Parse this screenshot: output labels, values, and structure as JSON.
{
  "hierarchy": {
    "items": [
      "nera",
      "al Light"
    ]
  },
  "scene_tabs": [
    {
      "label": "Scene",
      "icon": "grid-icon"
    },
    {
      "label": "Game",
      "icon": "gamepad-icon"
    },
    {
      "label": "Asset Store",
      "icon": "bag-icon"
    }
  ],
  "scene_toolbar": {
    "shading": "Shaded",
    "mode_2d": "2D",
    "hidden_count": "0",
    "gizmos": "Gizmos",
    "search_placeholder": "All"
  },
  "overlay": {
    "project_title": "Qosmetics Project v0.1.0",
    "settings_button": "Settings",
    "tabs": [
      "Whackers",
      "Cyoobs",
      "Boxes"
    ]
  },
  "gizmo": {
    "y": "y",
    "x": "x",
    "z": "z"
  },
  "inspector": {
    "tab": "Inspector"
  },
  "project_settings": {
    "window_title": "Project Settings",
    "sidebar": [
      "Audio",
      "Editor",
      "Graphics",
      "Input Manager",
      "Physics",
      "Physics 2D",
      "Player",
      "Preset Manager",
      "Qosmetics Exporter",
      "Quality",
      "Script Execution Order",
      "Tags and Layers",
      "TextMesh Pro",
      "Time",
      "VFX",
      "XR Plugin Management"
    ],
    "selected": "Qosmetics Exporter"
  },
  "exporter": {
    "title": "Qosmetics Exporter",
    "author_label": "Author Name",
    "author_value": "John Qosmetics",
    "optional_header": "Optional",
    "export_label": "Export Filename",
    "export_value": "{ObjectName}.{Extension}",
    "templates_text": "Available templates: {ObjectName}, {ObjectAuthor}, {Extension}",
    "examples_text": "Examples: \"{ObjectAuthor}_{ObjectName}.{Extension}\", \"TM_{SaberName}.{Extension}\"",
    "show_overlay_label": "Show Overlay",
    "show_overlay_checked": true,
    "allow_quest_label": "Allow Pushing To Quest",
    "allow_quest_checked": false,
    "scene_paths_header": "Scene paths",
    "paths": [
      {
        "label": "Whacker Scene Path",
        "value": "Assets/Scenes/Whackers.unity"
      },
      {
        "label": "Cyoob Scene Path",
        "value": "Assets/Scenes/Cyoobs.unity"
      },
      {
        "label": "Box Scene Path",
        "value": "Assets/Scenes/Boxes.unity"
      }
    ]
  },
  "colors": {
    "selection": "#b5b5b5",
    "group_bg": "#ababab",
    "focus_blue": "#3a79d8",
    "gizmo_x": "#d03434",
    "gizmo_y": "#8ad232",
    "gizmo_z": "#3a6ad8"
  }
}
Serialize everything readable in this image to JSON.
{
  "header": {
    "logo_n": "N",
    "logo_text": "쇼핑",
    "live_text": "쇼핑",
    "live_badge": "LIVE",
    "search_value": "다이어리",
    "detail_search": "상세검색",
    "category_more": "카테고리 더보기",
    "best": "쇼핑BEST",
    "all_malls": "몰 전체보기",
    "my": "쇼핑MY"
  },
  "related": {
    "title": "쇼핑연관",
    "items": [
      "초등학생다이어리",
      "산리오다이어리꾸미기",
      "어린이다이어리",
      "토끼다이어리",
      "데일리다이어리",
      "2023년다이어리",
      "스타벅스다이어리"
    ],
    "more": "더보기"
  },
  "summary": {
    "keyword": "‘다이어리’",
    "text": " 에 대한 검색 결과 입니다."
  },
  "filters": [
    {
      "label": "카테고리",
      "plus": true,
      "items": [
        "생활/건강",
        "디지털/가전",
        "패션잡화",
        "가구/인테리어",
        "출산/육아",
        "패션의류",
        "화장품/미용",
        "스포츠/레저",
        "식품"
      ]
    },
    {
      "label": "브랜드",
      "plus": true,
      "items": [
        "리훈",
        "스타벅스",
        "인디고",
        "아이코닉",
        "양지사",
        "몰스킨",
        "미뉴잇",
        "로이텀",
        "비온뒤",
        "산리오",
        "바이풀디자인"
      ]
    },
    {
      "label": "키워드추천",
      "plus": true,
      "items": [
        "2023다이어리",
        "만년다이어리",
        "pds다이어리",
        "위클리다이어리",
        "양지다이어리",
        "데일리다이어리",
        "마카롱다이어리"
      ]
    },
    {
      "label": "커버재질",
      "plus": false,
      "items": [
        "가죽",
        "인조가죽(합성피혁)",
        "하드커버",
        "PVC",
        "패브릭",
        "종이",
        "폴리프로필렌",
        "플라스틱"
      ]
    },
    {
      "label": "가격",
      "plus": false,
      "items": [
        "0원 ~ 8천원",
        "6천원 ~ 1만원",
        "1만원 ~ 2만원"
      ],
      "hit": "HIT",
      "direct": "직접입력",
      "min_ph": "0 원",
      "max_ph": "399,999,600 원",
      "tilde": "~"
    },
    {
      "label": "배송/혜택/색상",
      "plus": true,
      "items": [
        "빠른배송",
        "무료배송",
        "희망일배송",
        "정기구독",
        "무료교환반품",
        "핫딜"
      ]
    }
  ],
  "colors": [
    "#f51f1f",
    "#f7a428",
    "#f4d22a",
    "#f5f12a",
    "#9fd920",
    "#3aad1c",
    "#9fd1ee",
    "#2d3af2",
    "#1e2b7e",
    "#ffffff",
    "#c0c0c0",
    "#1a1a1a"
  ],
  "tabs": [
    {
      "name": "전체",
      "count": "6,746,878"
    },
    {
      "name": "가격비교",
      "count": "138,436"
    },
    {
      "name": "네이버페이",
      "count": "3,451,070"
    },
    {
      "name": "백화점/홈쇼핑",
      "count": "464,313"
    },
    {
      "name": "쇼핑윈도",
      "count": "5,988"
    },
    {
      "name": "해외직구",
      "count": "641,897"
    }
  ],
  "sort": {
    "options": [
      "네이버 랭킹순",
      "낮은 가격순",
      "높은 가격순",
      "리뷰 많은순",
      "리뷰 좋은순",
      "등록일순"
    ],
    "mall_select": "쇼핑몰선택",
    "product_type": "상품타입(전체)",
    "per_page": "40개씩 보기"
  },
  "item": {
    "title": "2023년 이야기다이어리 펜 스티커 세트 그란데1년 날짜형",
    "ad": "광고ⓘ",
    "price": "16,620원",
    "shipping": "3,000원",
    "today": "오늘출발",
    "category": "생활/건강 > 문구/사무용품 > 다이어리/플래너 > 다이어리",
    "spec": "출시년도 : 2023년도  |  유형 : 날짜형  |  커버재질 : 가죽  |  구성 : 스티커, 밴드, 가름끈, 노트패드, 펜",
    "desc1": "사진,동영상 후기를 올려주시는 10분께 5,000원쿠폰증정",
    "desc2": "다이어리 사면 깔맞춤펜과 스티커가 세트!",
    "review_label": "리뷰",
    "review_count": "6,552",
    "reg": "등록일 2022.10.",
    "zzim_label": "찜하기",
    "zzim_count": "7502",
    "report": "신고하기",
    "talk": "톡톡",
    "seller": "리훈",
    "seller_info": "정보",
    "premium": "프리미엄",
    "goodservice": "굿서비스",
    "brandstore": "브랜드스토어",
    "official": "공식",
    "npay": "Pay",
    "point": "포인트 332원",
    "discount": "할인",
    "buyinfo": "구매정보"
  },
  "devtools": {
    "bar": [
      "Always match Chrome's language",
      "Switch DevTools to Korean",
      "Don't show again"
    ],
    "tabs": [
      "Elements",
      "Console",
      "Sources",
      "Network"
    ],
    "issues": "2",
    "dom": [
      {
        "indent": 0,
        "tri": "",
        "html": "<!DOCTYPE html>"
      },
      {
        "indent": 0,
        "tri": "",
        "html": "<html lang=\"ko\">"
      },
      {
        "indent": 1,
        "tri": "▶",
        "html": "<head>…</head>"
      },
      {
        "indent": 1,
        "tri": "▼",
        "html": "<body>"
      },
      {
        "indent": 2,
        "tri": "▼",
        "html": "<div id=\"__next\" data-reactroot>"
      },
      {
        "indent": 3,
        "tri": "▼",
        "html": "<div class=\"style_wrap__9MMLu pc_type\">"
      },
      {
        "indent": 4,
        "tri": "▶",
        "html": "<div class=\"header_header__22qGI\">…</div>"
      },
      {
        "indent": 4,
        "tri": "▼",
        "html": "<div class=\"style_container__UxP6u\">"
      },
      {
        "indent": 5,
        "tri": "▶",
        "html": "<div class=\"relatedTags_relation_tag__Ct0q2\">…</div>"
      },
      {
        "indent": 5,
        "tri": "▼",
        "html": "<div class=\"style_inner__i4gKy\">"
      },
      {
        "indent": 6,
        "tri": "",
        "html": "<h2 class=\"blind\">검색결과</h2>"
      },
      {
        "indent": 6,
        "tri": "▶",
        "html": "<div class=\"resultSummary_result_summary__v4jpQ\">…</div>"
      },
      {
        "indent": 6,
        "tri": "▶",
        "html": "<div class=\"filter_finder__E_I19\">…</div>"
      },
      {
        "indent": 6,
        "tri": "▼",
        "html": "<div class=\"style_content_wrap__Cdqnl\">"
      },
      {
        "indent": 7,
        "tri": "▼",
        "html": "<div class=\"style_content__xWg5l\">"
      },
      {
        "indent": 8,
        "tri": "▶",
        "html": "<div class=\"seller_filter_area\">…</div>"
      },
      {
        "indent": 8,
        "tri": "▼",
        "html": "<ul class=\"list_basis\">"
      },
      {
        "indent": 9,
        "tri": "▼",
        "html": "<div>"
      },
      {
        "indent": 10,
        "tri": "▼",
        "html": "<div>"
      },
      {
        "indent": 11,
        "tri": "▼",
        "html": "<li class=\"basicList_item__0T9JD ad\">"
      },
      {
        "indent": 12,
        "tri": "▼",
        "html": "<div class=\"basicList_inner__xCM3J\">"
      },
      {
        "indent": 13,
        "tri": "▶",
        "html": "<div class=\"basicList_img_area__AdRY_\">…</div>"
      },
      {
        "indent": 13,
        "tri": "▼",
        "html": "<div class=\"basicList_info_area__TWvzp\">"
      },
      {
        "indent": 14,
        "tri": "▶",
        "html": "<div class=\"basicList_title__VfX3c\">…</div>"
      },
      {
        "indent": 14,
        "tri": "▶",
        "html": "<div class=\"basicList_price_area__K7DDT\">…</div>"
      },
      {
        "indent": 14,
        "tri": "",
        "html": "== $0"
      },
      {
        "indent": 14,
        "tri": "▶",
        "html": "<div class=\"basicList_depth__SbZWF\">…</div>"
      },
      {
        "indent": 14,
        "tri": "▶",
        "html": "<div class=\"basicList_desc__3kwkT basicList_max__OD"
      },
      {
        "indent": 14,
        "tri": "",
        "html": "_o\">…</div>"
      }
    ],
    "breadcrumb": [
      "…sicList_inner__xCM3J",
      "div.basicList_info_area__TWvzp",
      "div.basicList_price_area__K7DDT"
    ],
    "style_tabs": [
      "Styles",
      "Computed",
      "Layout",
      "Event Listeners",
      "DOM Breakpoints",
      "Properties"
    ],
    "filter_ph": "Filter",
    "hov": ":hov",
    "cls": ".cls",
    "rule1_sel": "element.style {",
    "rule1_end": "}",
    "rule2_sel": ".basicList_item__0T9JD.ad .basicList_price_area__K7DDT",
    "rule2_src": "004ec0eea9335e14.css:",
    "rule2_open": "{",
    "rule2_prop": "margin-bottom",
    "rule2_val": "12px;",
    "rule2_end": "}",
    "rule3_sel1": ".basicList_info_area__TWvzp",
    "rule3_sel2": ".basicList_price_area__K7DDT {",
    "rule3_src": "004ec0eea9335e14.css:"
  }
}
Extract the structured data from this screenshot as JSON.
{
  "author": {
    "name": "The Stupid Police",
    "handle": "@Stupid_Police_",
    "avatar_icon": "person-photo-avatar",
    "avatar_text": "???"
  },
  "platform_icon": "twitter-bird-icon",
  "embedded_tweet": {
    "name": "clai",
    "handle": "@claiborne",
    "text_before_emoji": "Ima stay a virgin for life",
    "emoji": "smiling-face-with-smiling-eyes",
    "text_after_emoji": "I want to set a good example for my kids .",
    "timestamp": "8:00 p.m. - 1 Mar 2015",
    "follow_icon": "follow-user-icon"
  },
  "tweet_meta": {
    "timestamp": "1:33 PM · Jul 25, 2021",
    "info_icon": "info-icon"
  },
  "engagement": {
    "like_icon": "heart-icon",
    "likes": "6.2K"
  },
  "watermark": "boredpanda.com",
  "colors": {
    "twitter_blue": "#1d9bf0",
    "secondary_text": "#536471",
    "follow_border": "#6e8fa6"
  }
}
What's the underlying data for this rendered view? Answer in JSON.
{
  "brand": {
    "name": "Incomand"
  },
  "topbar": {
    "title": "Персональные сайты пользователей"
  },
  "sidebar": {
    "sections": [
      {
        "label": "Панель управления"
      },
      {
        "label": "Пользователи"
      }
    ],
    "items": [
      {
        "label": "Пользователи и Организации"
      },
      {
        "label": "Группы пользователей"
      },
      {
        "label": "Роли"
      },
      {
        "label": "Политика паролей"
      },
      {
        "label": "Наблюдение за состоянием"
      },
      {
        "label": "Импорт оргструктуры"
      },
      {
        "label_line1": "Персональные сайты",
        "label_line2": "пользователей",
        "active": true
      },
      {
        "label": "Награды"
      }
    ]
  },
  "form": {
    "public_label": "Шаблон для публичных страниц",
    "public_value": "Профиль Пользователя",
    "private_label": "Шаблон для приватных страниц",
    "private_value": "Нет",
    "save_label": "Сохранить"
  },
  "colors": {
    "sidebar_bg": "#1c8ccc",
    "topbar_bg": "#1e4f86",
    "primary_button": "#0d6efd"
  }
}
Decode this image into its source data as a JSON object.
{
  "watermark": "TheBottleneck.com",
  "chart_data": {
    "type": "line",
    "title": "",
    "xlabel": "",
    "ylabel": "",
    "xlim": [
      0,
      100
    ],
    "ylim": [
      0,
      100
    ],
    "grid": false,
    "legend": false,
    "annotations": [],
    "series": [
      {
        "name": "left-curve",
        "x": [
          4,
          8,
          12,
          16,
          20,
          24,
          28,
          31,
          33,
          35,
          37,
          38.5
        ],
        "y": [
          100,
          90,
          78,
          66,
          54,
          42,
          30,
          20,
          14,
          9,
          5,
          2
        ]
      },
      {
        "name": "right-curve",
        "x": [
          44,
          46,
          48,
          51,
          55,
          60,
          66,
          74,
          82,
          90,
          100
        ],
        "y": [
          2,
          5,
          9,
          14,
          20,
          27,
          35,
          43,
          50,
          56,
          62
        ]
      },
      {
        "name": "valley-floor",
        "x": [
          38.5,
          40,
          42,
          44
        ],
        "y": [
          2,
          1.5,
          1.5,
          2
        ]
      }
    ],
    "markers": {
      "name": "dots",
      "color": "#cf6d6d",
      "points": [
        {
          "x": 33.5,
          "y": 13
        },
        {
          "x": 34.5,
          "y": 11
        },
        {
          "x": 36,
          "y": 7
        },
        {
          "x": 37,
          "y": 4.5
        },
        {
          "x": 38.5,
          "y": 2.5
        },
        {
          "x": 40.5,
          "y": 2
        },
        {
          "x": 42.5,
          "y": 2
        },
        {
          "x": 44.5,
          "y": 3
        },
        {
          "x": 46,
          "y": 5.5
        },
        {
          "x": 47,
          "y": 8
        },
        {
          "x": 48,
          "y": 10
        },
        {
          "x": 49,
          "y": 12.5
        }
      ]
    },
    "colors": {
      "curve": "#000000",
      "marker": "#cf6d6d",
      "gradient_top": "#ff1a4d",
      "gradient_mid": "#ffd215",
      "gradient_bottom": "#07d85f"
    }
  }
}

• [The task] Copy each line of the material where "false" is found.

• [Answer space]
    "allow_quest_checked": false,
      "plus": false,
      "plus": false,
    "grid": false,
    "legend": false,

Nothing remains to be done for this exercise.